Email, social media, phone calls—it's easy for IT solution providers' customers to feel overwhelmed if they don't have a handle on each of those channels. Here, the COO of Zendesk, Zack Urlocker, discusses the customer service value of these channels, and how they must be managed to maximize their potential. —Jennifer D. Bosavage, editor
Gone are the days when a customer could only communicate to a business through one-to-one channels such as mail, the phone or in person. As a trusted business partner, IT solution providers must help their customers to understand that the conversations around a business and its customers are happening in greater numbers across an increasing number of communication channels every year. Even the channels themselves are undergoing radical change, with the emergence of many more technologies including social media such as Twitter, Facebook and customer forums that allow for many-to-many communication. Increasingly, customers are turning to emerging technologies and expecting businesses to do the same.
IT consultants are uniquely positioned to show their clients how businesses benefit when they open up more support channels for their customers. Solution providers can suggest and implement the necessary technology to give customers a competitive advantage, and assisting them in gaining access to younger markets. Establishing multiple channels must be accompanied by a strategy to maintain and integrate them. It’s not enough to open the door if no one is there to greet them. That's another area where the IT solution provider can be a resource.
The New (and Old) Support Channels
There is a new customer support landscape, and it requires some fresh strategy. While phone and email are still the primary channels customers use to interact with customer support departments, they are not as dominant as they were even five years ago. Online tools such as chat, knowledge bases and especially social media are taking some of the support pie. That is not to say phone or email will disappear, but we are no longer in a day and age when offering one type of support will suffice. Any company wishing to offer quality support as a piece of its business will have to do so on multiple channels.

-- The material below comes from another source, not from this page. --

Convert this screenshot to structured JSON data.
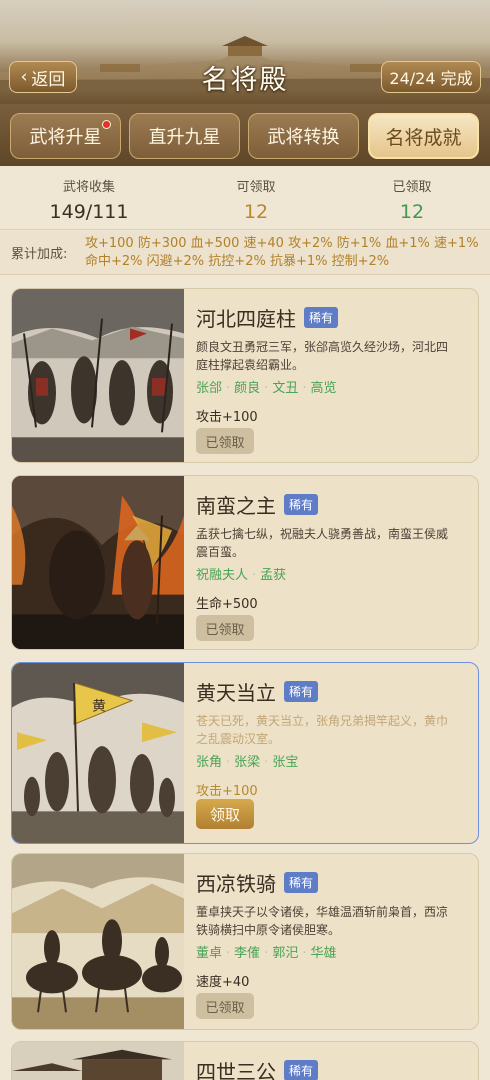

Support More Important Than Ever
As the number of channels increases, so too does the importance of customer service and support for a business’s bottom line. As business goes global and digital, it is becoming more difficult to compete on price and selection alone. As new markets and manufacturing centers continually open up, one’s ability to retain the lowest price is constantly threatened.
One area where a business can compete is the quality of their customer service and support. While consumers are price sensitive they are also brand loyal if that brand consistently provides exceptional service. By going where the customers are — email, phone, social media, the web, etc. — and providing great support, businesses afford themselves many advantages.
How to Stay on Top Multi-Channel Support
Offering multi-channel support presents many challenges along with its benefits. More channels can mean more management; and can lead to disorganization among support teams. With more channels to manage, more customer requests can fall through the cracks.
Let’s look at three strategies business can employ to stay on top of their multi-channel support:
1. Unified tools and processes
2. Working cross-channel communication (e.g. when a support request moves from email to phone)
3. A strategy of monitoring and engagement
Multiple Channels, Unified Tools
To be an effective support organization, a business needs to capture all its requests in a unified process and set of tools. While requests may arrive in different ways, the organization should treat them all the same way at some level. That will reduce overlap of efforts, ensure consistent responses, and simplify the management of its support team.
Ensure Cross-Channel Communication Works
Customers are often switching from one channel to another when interacting with a business. In a report on cross-channel communication, Forrester found that “more than 71 percent of customers reported that they go from the Web to some other channel when researching and buying, and 74 percent of customers said they move from the Web to another channel when getting service.” When they switch channels, it is often recorded as two separate interactions by the support organization; while to the customer, it is simply one continuous experience. The confusion on the support organization side results directly to frustration for the customer. To avoid this situation, a business needs to lower the confusion on its end.
IT solution providers can help by ensuring that any data that has already been collected from its client's customer stays with that customer through the whole interaction. For example, if the chat system can’t talk to a ticketing system, the consultant should recommend a unified tool.
Strike A Balance Between Monitoring And Engagement
It is also important to realize how each channel is different and treat them accordingly. Email, phone and chat are very reactive channels—support agents wait for the customer to initiate the interaction. Therefore, alerts need to be set so the agent is notified when an email has come in, a chat has started, or a customer is on the phone.
Social media channels and customer forums allow a business to be more proactive. A business’s service and support organization can also post updates about its product or initiate conversations about it. And, while a business can create rules that notify them about conversations mentioning their brand — and thus be more reactive — they don’t necessarily need to engage them right away. Sometimes sitting back and listening can be more valuable.